Assignment:
From the data, copy out every line in which the word "printProperty" appears.
**** Dataset content ****
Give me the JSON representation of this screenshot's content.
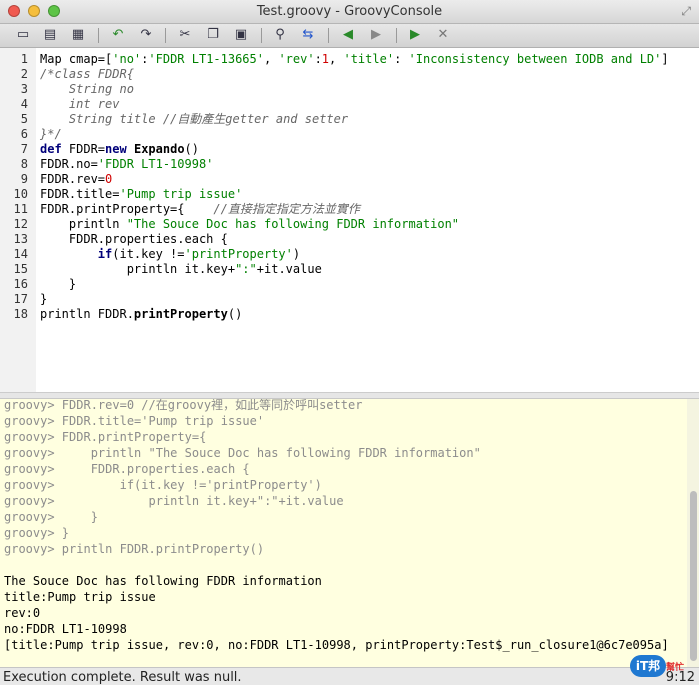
{
  "window": {
    "title": "Test.groovy - GroovyConsole"
  },
  "toolbar": {
    "icons": [
      "new-file",
      "open-file",
      "save-file",
      "undo",
      "redo",
      "cut",
      "copy",
      "paste",
      "find",
      "replace",
      "history-prev",
      "history-next",
      "run-script",
      "interrupt"
    ]
  },
  "editor": {
    "lines": [
      {
        "n": "1",
        "parts": [
          [
            "p",
            "Map cmap=["
          ],
          [
            "s",
            "'no'"
          ],
          [
            "p",
            ":"
          ],
          [
            "s",
            "'FDDR LT1-13665'"
          ],
          [
            "p",
            ", "
          ],
          [
            "s",
            "'rev'"
          ],
          [
            "p",
            ":"
          ],
          [
            "n",
            "1"
          ],
          [
            "p",
            ", "
          ],
          [
            "s",
            "'title'"
          ],
          [
            "p",
            ": "
          ],
          [
            "s",
            "'Inconsistency between IODB and LD'"
          ],
          [
            "p",
            "]"
          ]
        ]
      },
      {
        "n": "2",
        "parts": [
          [
            "c",
            "/*class FDDR{"
          ]
        ]
      },
      {
        "n": "3",
        "parts": [
          [
            "c",
            "    String no"
          ]
        ]
      },
      {
        "n": "4",
        "parts": [
          [
            "c",
            "    int rev"
          ]
        ]
      },
      {
        "n": "5",
        "parts": [
          [
            "c",
            "    String title //自動產生getter and setter"
          ]
        ]
      },
      {
        "n": "6",
        "parts": [
          [
            "c",
            "}*/"
          ]
        ]
      },
      {
        "n": "7",
        "parts": [
          [
            "k",
            "def"
          ],
          [
            "p",
            " FDDR="
          ],
          [
            "k",
            "new"
          ],
          [
            "p",
            " "
          ],
          [
            "b",
            "Expando"
          ],
          [
            "p",
            "()"
          ]
        ]
      },
      {
        "n": "8",
        "parts": [
          [
            "p",
            "FDDR.no="
          ],
          [
            "s",
            "'FDDR LT1-10998'"
          ]
        ]
      },
      {
        "n": "9",
        "parts": [
          [
            "p",
            "FDDR.rev="
          ],
          [
            "n",
            "0"
          ]
        ]
      },
      {
        "n": "10",
        "parts": [
          [
            "p",
            "FDDR.title="
          ],
          [
            "s",
            "'Pump trip issue'"
          ]
        ]
      },
      {
        "n": "11",
        "parts": [
          [
            "p",
            "FDDR.printProperty={    "
          ],
          [
            "c",
            "//直接指定指定方法並實作"
          ]
        ]
      },
      {
        "n": "12",
        "parts": [
          [
            "p",
            "    println "
          ],
          [
            "s",
            "\"The Souce Doc has following FDDR information\""
          ]
        ]
      },
      {
        "n": "13",
        "parts": [
          [
            "p",
            "    FDDR.properties.each {"
          ]
        ]
      },
      {
        "n": "14",
        "parts": [
          [
            "p",
            "        "
          ],
          [
            "k",
            "if"
          ],
          [
            "p",
            "(it.key !="
          ],
          [
            "s",
            "'printProperty'"
          ],
          [
            "p",
            ")"
          ]
        ]
      },
      {
        "n": "15",
        "parts": [
          [
            "p",
            "            println it.key+"
          ],
          [
            "s",
            "\":\""
          ],
          [
            "p",
            "+it.value"
          ]
        ]
      },
      {
        "n": "16",
        "parts": [
          [
            "p",
            "    }"
          ]
        ]
      },
      {
        "n": "17",
        "parts": [
          [
            "p",
            "}"
          ]
        ]
      },
      {
        "n": "18",
        "parts": [
          [
            "p",
            "println FDDR."
          ],
          [
            "b",
            "printProperty"
          ],
          [
            "p",
            "()"
          ]
        ]
      }
    ]
  },
  "output": {
    "history_lines": [
      "groovy> FDDR.rev=0 //在groovy裡，如此等同於呼叫setter",
      "groovy> FDDR.title='Pump trip issue'",
      "groovy> FDDR.printProperty={",
      "groovy>     println \"The Souce Doc has following FDDR information\"",
      "groovy>     FDDR.properties.each {",
      "groovy>         if(it.key !='printProperty')",
      "groovy>             println it.key+\":\"+it.value",
      "groovy>     }",
      "groovy> }",
      "groovy> println FDDR.printProperty()"
    ],
    "result_lines": [
      "The Souce Doc has following FDDR information",
      "title:Pump trip issue",
      "rev:0",
      "no:FDDR LT1-10998",
      "[title:Pump trip issue, rev:0, no:FDDR LT1-10998, printProperty:Test$_run_closure1@6c7e095a]"
    ]
  },
  "status": {
    "message": "Execution complete. Result was null.",
    "position": "9:12"
  },
  "watermark": {
    "logo": "iT邦",
    "sub": "幫忙"
  }
}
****
Response:
            "FDDR.printProperty={    "
            "'printProperty'"
            "printProperty"
      "groovy> FDDR.printProperty={",
      "groovy>         if(it.key !='printProperty')",
      "groovy> println FDDR.printProperty()"
      "[title:Pump trip issue, rev:0, no:FDDR LT1-10998, printProperty:Test$_run_closure1@6c7e095a]"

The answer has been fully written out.